INPUT RECORDS.

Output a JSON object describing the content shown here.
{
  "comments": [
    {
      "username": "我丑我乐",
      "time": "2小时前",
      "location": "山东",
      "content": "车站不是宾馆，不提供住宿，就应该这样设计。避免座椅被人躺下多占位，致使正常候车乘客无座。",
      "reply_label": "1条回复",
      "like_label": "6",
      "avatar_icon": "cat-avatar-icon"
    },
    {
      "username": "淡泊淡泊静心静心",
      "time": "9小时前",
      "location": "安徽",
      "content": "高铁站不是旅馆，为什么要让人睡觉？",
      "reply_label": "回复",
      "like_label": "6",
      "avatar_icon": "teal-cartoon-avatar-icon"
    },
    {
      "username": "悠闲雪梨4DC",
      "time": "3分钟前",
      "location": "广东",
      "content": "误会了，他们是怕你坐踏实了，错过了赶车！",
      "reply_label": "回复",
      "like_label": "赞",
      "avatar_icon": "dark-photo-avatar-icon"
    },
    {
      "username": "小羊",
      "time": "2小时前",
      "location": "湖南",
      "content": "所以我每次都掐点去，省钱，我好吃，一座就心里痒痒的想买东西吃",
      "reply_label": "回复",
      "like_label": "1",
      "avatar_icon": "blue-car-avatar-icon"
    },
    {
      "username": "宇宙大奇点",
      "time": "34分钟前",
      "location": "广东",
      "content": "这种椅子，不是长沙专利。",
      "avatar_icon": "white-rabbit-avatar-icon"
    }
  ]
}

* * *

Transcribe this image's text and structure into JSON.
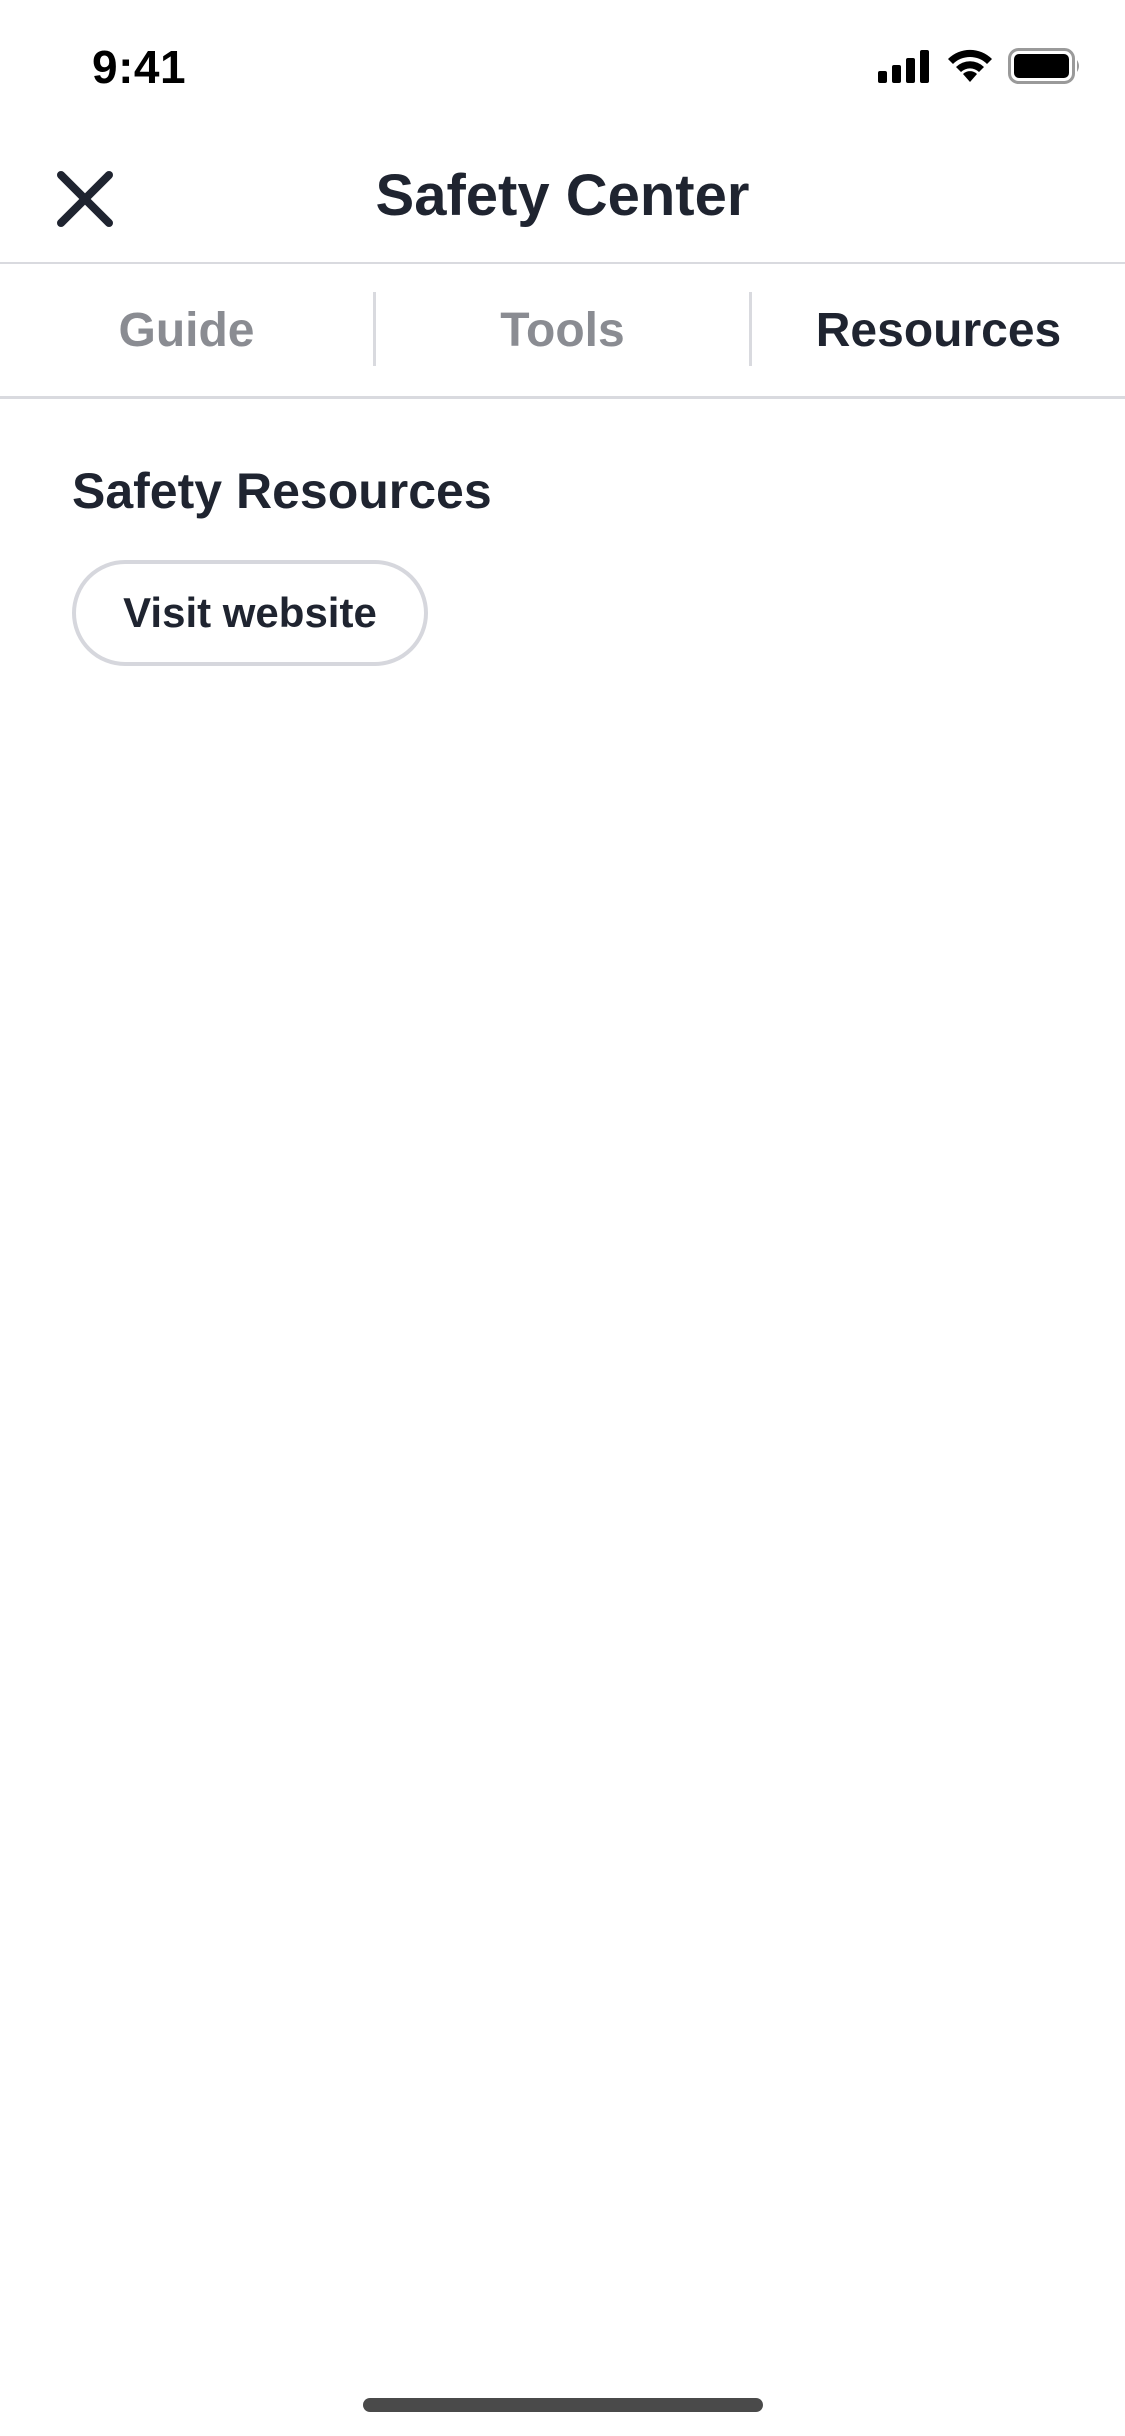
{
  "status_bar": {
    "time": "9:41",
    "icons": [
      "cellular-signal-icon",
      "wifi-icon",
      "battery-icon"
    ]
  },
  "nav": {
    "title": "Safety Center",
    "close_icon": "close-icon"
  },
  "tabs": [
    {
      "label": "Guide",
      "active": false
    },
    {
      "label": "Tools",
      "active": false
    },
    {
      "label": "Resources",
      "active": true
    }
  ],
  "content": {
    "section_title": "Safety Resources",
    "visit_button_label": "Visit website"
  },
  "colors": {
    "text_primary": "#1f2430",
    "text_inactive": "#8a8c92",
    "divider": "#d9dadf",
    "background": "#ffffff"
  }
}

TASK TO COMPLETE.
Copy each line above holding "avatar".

OUTPUT BELOW.
      "avatar_icon": "cat-avatar-icon"
      "avatar_icon": "teal-cartoon-avatar-icon"
      "avatar_icon": "dark-photo-avatar-icon"
      "avatar_icon": "blue-car-avatar-icon"
      "avatar_icon": "white-rabbit-avatar-icon"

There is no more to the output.